The role of an Executor or Administrator in estate administration

As a Personal Representative in England & Wales, you shoulder a significant responsibility to oversee the orderly and timely administration of someone’s estate after their death. Whether you’ve been appointed by a loved one’s Will or by operation of the Intestacy Rules, your role involves legal obligations, financial tasks and, often overlooked, emotional considerations.

There are two types of Personal Representative:

  • Executors who are appointed by the Will of a deceased person and derive their power from the Will itself
  • Administrators who are appointed upon application by the Probate Registry when a person does not leave a Will, when the Will is partially ineffective or where it cannot be agreed who should act.

Acting as a Personal Representative (Executor or Administrator) is an onerous task. You have numerous duties and obligations to balance to the estate, the beneficiaries and various Government agencies. Personal Representatives can be responsible from shortly after the death until (sometimes) several years later when the affairs are finally concluded and the estate fully distributed.

The key tasks can include:

  1. Registering the death with the relevant authorities (if there is nobody else in priority over you to do it). In England this must be done within five days and there is lots of useful advice on
  2. Completing the “Tell us Once’’ form / online notification as will be directed when the death is registered
  3. Confirming whether or not a person has left a Will. If there is no Will, then an Intestacy Application will need to be made if the person left assets. However, before an application can be made it is good practice to make reasonable enquiries / searches to establish that a Will does not exist.
  4. Arranging the funeral if no one else is handling it. This can be a difficult task if the person has not previously indicated the type of funeral they would like.
  5. Notifying Financial Institutions – Informing banks, the Department for Work and Pensions (DWP), private pension providers, insurance companies and other financial institutions about the death and obtaining date of death valuations for these and other assets (such as cars, personal property and any land or buildings the deceased owned). Increasingly, the work of a Personal Representative (Executor or Administrator) will include trying to establish if there are any digital assets that need to be valued / considered.
  6. Investigating Lifetime Gifts made by the deceased.
  7. Gathering the necessary information to finalise the deceased’s lifetime Income Tax affairs.
  8. Reporting the value of the estate for Inheritance Tax purposes (if appropriate) and arranging payment of the tax due (or at least some part of it depending upon the assets involved).
  9. Applying for the Grant of Probate or Letters of Administration which is, in essence, a certificate issued by the Probate Registry confirming the Personal Representative may deal with the estate.
  10. Selling any assets that need to be sold.
  11. Managing outstanding payments and paying all debts on the estate.
  12. Obtaining confirmation from HMRC that all tax has been paid and the estate information as submitted to them is accepted, or negotiating with them if they are not.
  13. Preparing detailed accounts to demonstrate the value of the assets at date of death, the liabilities settled and showing how the figure distributed on completion was reached.
  14. Distributing assets to beneficiaries in accordance with either the Will or the Intestacy Rules.
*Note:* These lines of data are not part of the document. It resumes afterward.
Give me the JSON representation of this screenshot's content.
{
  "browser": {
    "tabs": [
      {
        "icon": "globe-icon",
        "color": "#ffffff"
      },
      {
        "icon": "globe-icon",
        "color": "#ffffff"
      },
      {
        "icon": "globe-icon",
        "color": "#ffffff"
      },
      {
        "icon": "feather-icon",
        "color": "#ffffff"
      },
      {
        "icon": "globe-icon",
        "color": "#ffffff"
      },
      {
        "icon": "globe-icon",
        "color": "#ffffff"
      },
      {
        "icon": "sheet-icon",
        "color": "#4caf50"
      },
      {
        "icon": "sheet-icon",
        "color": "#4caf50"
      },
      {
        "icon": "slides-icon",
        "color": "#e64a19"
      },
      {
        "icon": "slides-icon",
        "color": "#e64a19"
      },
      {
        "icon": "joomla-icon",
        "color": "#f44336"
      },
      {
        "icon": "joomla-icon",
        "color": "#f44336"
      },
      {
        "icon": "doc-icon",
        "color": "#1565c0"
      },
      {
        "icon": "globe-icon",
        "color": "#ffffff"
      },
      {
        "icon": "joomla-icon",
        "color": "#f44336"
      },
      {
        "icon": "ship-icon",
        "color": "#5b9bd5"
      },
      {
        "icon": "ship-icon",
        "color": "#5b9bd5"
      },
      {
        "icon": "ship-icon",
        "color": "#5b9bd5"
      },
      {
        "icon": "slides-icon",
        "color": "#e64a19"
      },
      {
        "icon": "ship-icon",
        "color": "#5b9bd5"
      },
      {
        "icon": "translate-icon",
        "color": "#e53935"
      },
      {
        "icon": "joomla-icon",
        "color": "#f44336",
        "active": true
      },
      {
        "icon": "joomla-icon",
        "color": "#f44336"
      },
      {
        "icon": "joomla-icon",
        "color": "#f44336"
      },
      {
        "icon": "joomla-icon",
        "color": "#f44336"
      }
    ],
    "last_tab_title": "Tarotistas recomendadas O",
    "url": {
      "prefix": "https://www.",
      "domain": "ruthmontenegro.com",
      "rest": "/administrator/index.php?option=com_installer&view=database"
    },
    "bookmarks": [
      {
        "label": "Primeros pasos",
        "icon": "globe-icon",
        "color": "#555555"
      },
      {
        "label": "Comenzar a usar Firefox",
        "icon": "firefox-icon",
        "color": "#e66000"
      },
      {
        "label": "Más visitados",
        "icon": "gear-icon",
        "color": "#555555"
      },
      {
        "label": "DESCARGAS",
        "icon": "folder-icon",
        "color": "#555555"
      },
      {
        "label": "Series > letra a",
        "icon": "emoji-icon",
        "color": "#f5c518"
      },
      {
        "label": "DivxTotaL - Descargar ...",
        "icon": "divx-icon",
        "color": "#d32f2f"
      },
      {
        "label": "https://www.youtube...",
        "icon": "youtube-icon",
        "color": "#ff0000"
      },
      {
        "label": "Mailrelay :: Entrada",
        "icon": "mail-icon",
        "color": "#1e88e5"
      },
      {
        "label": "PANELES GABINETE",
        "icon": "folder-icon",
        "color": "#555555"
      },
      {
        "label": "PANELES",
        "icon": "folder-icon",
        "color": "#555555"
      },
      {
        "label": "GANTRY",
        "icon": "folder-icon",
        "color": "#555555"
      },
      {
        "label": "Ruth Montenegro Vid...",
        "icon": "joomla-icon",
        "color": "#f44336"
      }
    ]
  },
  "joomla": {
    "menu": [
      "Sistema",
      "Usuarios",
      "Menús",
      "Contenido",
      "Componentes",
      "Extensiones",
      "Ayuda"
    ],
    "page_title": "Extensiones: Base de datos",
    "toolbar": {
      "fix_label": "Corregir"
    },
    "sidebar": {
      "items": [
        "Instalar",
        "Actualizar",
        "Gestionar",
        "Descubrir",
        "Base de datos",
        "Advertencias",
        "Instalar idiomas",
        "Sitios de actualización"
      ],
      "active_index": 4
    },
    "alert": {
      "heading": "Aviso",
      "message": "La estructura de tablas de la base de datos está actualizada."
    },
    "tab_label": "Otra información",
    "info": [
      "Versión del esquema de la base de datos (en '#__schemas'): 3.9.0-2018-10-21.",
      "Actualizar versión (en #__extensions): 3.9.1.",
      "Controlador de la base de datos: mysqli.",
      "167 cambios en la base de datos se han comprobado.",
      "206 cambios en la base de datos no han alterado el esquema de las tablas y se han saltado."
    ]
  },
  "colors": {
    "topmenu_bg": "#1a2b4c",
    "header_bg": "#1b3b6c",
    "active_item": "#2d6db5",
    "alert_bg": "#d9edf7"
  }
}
When to use a Solicitor

If the estate is complex, involves trusts, significant lifetime gifts, foreign assets, issues of domicile or there are business interests, consider seeking professional legal advice from a Solicitor. It may also be that, even in relatively straightforward estates, the emotional burden of dealing with the affairs of a loved one can be eased by seeking professional help.
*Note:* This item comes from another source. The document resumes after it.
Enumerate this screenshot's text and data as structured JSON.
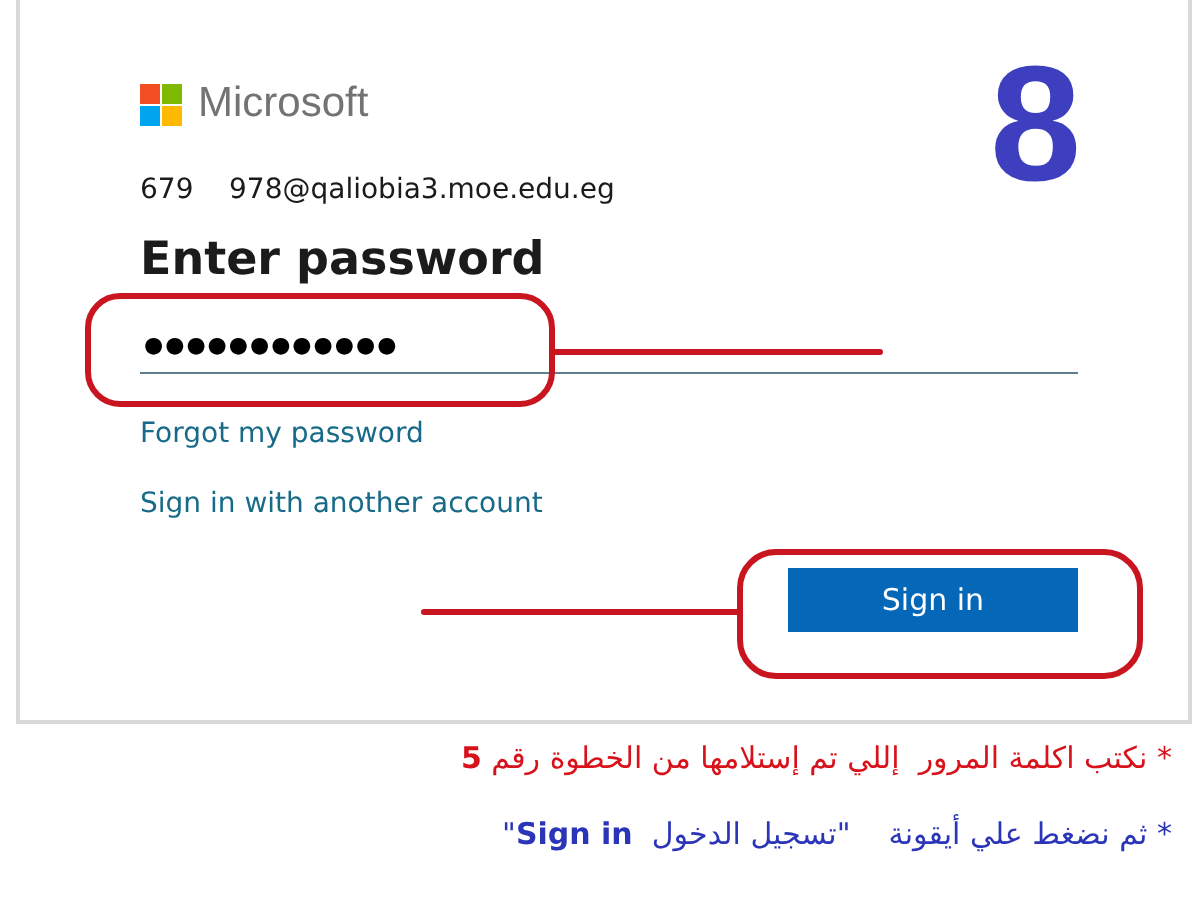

Inheritance Tax and estate administration can be complex and there are issues that can arise and trip up the uninitiated. We have worked on cases where we have identified allowances, exemptions and variations to the terms of the Will that could be applied to the estate to save Inheritance Tax that the Personal Representatives freely admitted they would not have known about without the benefit of our experience.

If there are likely to be disputes over the terms of the Will, or over who should apply (where there is more than one person equally entitled), the involvement of a professional can smooth things over or, at least, prevent a dispute creating bigger problems and ultimately losses to the estate.
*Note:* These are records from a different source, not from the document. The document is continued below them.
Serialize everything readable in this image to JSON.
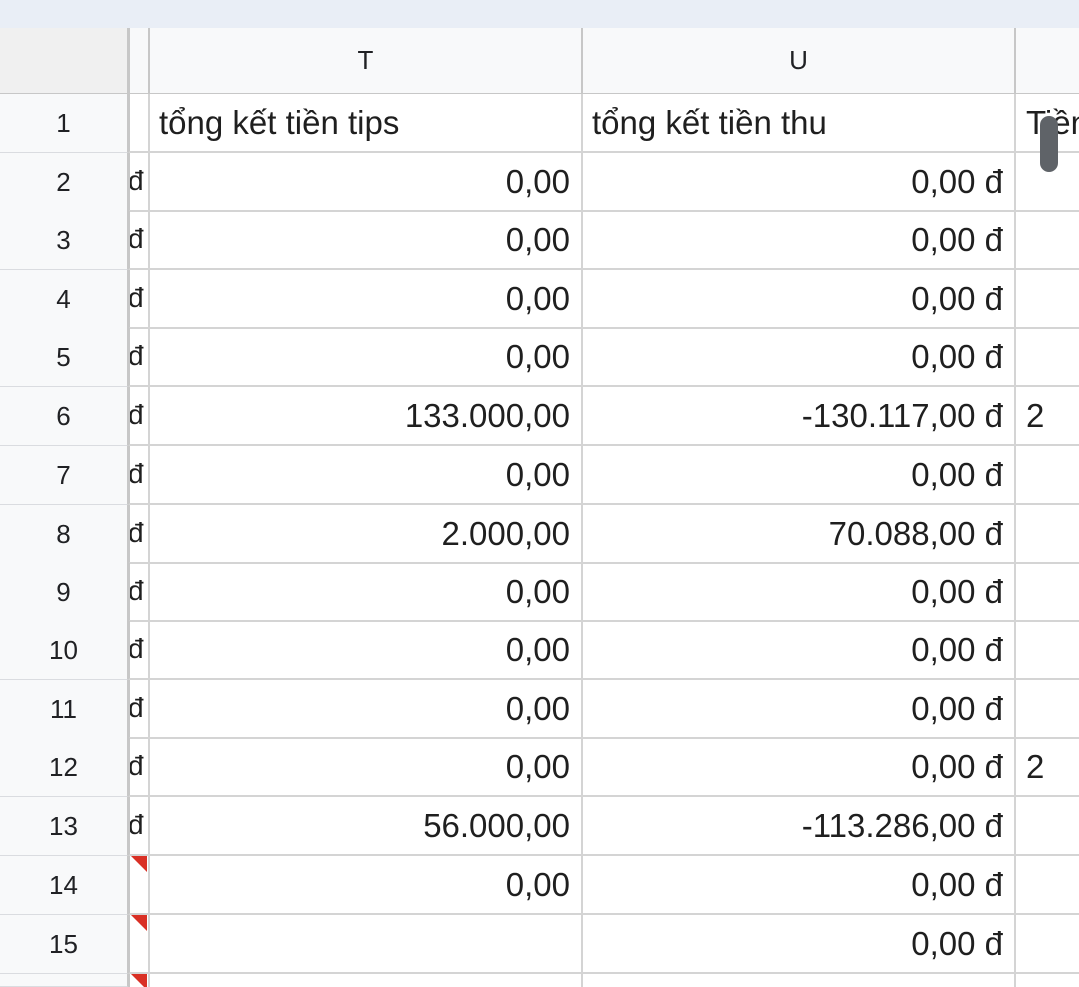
{
  "columns": {
    "t": "T",
    "u": "U"
  },
  "rows": [
    {
      "n": "1",
      "s": "",
      "t": "tổng kết  tiền tips",
      "u": "tổng kết tiền thu",
      "v": "Tiền"
    },
    {
      "n": "2",
      "s": "đ",
      "t": "0,00",
      "u": "0,00 đ",
      "v": ""
    },
    {
      "n": "3",
      "s": "đ",
      "t": "0,00",
      "u": "0,00 đ",
      "v": ""
    },
    {
      "n": "4",
      "s": "đ",
      "t": "0,00",
      "u": "0,00 đ",
      "v": ""
    },
    {
      "n": "5",
      "s": "đ",
      "t": "0,00",
      "u": "0,00 đ",
      "v": ""
    },
    {
      "n": "6",
      "s": "đ",
      "t": "133.000,00",
      "u": "-130.117,00 đ",
      "v": "2"
    },
    {
      "n": "7",
      "s": "đ",
      "t": "0,00",
      "u": "0,00 đ",
      "v": ""
    },
    {
      "n": "8",
      "s": "đ",
      "t": "2.000,00",
      "u": "70.088,00 đ",
      "v": ""
    },
    {
      "n": "9",
      "s": "đ",
      "t": "0,00",
      "u": "0,00 đ",
      "v": ""
    },
    {
      "n": "10",
      "s": "đ",
      "t": "0,00",
      "u": "0,00 đ",
      "v": ""
    },
    {
      "n": "11",
      "s": "đ",
      "t": "0,00",
      "u": "0,00 đ",
      "v": ""
    },
    {
      "n": "12",
      "s": "đ",
      "t": "0,00",
      "u": "0,00 đ",
      "v": "2"
    },
    {
      "n": "13",
      "s": "đ",
      "t": "56.000,00",
      "u": "-113.286,00 đ",
      "v": ""
    },
    {
      "n": "14",
      "s": "",
      "t": "0,00",
      "u": "0,00 đ",
      "v": "",
      "flag": true
    },
    {
      "n": "15",
      "s": "",
      "t": "",
      "u": "0,00 đ",
      "v": "",
      "flag": true
    }
  ],
  "colors": {
    "flag": "#d93025",
    "header_bg": "#f8f9fa",
    "topbar": "#e9eef6"
  }
}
For more information contact Sara McGrigor or

About the authors

about the author img

Sara McGrigor


Specialises in estate planning, wills, probate and the administration of estates, trusts, and powers of attorney.

Stay connected, sign up for updates

Stay connected

Recent articles


Maximising wealth for future generations – the benefits of a family investment company

A family investment company offers a strategic way to manage wealth, ensure tax efficiency and preserve family assets for future generations.



Protection of assets pre-marriage and considerations on wealth planning

In this episode, we discuss the protection of assets pre-marriage and the key considerations for wealth planning for the future.



Digital legacy management the importance of documenting digital assets for executors

It is increasingly important to make sure our executors can access all our assets by keeping a comprehensive record of our digital assets, particularly those associated with financial accounts.



Empowering choices: How LPAs shape decisions on Life Sustaining Treatment

Michael Derrick outlines what to consider when evaluating whether or not to grant authority to an attorney under a health and welfare LPA in relation to life sustaining treatment.